> WHAT TO DO: Run through the data and copy out every line that mentions the word "photo".

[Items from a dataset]

+--

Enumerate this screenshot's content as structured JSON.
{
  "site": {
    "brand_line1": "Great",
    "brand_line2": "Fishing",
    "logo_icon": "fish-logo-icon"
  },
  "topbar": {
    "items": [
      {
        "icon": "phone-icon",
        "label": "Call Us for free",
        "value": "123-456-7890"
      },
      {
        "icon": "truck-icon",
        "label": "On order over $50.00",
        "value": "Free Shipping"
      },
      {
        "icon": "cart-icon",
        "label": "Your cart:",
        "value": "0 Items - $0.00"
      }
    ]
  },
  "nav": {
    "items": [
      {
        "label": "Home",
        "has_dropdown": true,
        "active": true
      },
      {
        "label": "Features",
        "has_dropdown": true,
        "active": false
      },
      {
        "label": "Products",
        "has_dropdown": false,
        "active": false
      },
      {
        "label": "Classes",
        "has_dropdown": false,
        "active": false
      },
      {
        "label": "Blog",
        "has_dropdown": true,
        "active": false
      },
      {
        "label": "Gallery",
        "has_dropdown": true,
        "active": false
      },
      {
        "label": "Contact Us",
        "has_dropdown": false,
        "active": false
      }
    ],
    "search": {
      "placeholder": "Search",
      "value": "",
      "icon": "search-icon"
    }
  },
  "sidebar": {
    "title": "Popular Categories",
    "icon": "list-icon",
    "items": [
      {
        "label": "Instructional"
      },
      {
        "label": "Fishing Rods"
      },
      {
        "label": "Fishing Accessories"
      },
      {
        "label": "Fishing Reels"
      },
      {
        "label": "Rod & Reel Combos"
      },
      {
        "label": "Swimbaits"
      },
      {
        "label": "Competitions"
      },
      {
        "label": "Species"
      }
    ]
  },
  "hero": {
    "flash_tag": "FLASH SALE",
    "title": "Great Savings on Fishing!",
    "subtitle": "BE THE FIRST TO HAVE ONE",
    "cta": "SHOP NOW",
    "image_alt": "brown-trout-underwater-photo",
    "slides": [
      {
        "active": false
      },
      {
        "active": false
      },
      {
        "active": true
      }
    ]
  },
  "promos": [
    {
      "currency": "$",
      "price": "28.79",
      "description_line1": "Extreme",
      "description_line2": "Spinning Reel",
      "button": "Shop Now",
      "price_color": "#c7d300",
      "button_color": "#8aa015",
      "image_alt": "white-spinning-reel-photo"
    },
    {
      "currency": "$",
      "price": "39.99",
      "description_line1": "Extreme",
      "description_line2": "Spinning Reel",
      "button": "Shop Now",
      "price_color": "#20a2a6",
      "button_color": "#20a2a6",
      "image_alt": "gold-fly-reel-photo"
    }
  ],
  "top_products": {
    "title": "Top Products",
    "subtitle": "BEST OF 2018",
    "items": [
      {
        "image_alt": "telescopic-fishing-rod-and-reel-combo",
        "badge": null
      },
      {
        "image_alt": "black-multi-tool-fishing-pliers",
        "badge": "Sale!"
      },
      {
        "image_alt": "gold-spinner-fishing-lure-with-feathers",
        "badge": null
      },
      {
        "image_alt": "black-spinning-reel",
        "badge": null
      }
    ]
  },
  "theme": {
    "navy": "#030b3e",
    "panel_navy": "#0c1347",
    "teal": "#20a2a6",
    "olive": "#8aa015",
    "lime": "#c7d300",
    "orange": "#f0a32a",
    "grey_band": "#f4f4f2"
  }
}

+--

> OUTPUT FOR THIS TASK:
    "image_alt": "brown-trout-underwater-photo",
      "image_alt": "white-spinning-reel-photo"
      "image_alt": "gold-fly-reel-photo"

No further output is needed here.